Content starts

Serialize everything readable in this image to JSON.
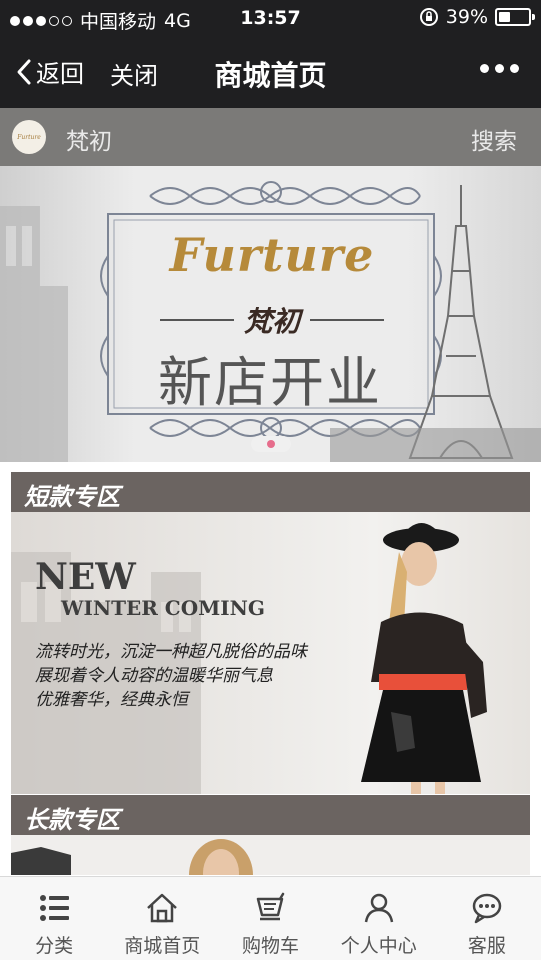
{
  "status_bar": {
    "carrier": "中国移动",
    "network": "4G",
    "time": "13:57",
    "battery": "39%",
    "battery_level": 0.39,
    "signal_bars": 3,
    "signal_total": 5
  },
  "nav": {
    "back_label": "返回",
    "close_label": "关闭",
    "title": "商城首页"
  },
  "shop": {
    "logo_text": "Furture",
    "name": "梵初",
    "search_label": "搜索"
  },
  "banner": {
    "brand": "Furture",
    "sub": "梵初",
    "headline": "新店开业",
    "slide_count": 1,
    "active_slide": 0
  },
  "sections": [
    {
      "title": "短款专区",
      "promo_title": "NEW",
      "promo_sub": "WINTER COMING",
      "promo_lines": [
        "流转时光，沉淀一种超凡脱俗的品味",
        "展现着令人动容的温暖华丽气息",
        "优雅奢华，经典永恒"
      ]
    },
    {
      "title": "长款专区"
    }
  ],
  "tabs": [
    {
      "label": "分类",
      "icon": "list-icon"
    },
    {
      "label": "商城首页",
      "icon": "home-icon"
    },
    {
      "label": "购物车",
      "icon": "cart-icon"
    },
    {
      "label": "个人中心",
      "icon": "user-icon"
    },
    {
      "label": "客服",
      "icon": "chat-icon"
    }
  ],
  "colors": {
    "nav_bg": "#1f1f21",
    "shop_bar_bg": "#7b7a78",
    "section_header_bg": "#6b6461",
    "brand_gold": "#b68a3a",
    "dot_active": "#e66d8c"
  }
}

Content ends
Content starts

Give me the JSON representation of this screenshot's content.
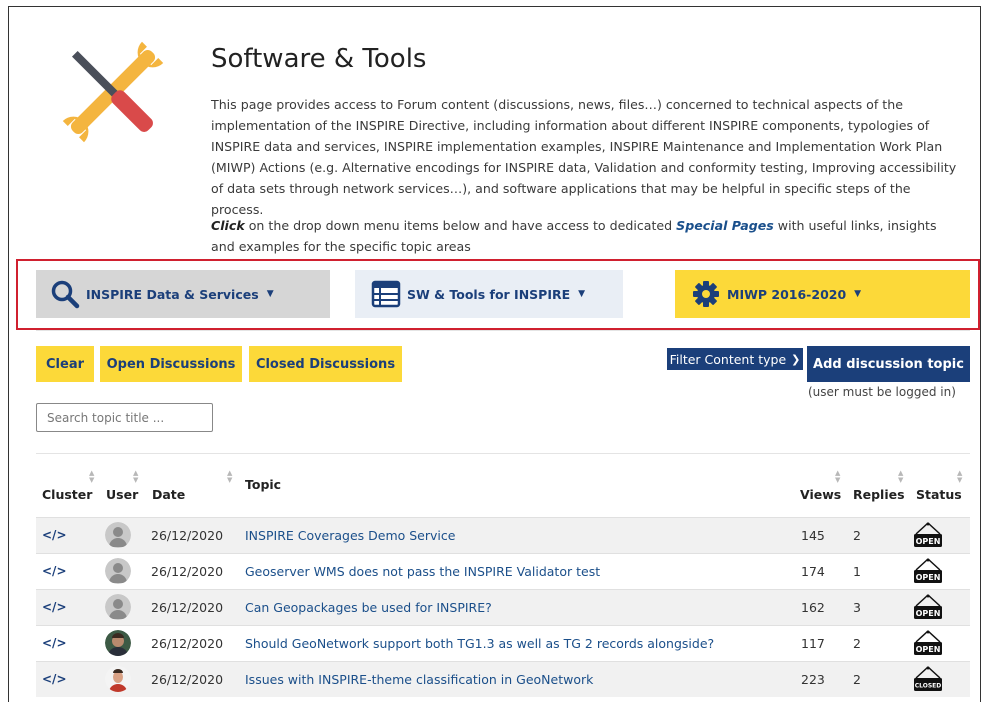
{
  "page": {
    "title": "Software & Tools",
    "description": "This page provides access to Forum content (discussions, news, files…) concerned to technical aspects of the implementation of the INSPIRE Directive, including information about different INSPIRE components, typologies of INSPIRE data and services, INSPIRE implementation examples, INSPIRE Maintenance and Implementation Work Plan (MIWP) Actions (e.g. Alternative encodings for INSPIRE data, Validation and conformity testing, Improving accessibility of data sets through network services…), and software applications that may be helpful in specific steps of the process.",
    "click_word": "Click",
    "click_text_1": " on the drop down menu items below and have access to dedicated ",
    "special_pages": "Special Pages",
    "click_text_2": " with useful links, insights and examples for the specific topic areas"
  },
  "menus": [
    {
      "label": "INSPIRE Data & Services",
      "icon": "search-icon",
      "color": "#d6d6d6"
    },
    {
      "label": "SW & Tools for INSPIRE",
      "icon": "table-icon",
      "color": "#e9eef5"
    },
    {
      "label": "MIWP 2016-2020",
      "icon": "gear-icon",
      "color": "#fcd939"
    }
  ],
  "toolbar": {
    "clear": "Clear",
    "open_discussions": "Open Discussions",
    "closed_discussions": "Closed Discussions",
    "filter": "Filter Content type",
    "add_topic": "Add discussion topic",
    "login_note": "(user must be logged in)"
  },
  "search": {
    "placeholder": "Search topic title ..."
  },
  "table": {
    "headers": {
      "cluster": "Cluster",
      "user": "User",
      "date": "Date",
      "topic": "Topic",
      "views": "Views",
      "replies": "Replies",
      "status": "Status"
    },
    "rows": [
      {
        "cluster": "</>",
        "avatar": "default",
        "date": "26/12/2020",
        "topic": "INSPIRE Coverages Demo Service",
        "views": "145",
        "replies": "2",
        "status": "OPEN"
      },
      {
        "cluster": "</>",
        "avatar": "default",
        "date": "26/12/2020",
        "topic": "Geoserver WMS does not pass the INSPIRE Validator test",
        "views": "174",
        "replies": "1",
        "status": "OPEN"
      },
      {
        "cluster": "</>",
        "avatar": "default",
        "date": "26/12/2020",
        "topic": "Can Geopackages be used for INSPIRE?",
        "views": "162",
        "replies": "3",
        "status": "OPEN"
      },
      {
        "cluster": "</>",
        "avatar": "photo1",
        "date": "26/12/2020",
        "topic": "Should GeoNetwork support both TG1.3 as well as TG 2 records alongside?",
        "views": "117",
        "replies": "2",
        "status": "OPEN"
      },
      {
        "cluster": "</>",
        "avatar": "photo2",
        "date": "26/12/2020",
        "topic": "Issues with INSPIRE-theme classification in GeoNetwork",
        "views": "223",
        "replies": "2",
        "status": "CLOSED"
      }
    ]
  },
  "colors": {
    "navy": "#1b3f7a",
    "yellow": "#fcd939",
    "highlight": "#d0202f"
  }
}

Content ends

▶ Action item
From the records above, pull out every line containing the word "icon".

▶ Exercise solution
      "icon": "list-icon"
      "icon": "home-icon"
      "icon": "cart-icon"
      "icon": "user-icon"
      "icon": "chat-icon"
      "icon": "search-icon",
      "icon": "table-icon",
      "icon": "gear-icon",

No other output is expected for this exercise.